(a) USG funding and activities with respect to the Committee of Experts, including:
(1) any participation in the appointment of the members of the Committee of Experts;
(2) financial assistance for the Committee of Experts' salaries, facilities, equipment, or travel expenses; and
(3) financial assistance for the Committee of Experts' "civic education" campaign, both generally and specifically for "education" about the language and legal implications of articles 26 and 43(1)(a). If such financial assistance is being provided, how is the "education" being provided, who is providing it, where, when, and what population(s) are being targeted? Has any assistance been provided that supported any statements or activities by members of the Committee of Experts in opposition to any individual or group that is criticizing the proposed constitution on the basis that it would change the abortion law in Kenya?
(b) USG funding for or activities with non-governmental organizations (NGOs), including:
(1) the names of any NGOs that are receiving U.S. foreign assistance funds and that are undertaking any activity related to the proposed constitution, whether or not such activity is being funded with U.S. assistance;
(2) whether any NGO identified in paragraph (1) has a public position with respect to abortion;
(3) whether any NGO identified in paragraph (1) is funding abortion-related activities in Kenya with non-USG funding, and if so, what is the source of that funding;

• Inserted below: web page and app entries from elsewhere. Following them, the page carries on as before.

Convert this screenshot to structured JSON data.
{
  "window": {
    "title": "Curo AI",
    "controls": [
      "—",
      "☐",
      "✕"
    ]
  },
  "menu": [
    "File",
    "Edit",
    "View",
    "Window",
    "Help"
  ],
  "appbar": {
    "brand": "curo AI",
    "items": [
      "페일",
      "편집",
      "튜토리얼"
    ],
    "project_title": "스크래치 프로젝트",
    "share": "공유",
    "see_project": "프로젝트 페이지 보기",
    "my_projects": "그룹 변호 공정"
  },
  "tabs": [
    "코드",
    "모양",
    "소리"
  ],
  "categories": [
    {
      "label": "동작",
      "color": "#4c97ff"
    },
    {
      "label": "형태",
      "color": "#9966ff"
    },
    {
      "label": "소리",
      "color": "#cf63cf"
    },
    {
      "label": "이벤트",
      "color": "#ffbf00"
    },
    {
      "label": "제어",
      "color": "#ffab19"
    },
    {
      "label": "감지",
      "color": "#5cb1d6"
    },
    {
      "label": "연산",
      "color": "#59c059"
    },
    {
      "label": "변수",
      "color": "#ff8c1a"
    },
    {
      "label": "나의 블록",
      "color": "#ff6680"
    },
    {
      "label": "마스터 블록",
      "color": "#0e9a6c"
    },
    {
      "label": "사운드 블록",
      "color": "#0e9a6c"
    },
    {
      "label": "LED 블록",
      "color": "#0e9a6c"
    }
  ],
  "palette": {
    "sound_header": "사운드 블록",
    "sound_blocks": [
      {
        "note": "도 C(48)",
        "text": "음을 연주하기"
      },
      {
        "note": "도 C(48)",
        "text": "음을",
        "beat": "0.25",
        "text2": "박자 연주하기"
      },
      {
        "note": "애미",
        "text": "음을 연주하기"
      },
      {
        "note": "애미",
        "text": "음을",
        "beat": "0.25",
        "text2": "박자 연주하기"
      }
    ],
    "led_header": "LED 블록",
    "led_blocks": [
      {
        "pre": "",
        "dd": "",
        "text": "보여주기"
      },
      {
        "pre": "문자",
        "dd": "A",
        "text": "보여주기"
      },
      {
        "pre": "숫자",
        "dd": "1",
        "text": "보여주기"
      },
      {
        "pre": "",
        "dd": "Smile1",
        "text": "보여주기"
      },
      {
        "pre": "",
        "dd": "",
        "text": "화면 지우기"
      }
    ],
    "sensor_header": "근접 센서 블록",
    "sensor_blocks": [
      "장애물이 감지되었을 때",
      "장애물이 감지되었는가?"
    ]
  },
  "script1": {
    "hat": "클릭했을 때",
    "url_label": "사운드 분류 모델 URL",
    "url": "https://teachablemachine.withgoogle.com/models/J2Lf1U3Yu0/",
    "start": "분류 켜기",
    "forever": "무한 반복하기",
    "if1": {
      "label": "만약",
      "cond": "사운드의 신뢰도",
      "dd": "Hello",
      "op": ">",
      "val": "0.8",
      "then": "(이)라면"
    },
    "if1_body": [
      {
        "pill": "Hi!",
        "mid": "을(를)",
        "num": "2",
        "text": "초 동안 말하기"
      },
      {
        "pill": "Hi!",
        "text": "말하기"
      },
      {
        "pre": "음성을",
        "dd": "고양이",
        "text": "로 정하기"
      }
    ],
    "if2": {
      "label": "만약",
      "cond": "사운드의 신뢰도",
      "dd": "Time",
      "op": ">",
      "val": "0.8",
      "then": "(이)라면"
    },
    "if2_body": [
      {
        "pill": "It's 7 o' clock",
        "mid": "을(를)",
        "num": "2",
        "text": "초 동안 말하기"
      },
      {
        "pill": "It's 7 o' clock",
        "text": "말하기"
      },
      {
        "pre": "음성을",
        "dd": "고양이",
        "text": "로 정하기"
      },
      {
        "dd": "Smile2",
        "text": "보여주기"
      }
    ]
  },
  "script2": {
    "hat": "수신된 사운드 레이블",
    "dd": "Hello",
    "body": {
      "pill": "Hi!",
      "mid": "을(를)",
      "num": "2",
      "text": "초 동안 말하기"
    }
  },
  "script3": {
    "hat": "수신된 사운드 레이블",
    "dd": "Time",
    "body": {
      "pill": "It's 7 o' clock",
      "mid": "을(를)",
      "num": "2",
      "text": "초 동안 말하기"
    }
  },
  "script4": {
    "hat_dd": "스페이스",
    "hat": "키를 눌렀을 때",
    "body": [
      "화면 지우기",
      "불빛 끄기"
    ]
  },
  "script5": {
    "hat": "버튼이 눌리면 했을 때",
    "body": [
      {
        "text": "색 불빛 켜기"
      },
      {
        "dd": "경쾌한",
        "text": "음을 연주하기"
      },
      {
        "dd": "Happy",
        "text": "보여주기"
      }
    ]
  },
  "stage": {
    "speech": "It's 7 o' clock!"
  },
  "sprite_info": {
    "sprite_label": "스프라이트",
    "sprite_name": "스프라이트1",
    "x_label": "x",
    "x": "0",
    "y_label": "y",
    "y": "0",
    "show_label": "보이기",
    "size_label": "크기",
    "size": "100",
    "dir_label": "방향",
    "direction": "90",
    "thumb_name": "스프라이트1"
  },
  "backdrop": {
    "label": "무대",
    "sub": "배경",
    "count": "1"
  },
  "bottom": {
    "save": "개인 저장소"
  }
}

(4) a description of any USG-funded NGO activity related to the proposed constitution, including any activity related to abortion, reproductive health, or involving any other terminology that might include abortion. If such activity involves verbal or written communications about articles 26 or 43(1)(a), then a verbatim quote of such communications or as detailed a description as possible, if a quote is not available, and the source of such quote or description;
(5) if abortion is an aspect of any NGO activity described in paragraph (4), a description of the stated objective of such activity, if available; and
(6) any assistance to an NGO that has supported any statements or activities in opposition to any individual or group that is criticizing the proposed constitution on the basis that it would change the abortion law in Kenya.
(c) In addition to the statement made by Ambassador Ranneberger on April 7, 2010, any other statement(s) that have been made or activities that are being undertaken by the USG or a USG representative in support of the proposed constitution, including:
(1) any statement(s) made publicly, and privately by any means whatsoever to a Kenyan government official or member of the Committee of Experts;
(2) any activities including the drafting or negotiation of the proposed constitution, and any activity related to the parliamentary debate of the proposed constitution, and both public and private activities that directly or indirectly influence or are intended to influence the position of the general public, a Kenyan government official or a member or members of the Committee of Experts;
(3) the date, location, target audience or population of and other details concerning any statement identified in paragraph (1) or activity identified in paragraph (2), including any statement or activity in opposition to any criticism of the proposed constitution on the basis that it would change the abortion law in Kenya.
We appreciate your urgent attention to this request. If you have any questions or comments, please contact Sheri Rickert, Minority Staff Director of the Subcommittee on Africa and Global Health, at 202-225-3765. (End of letter)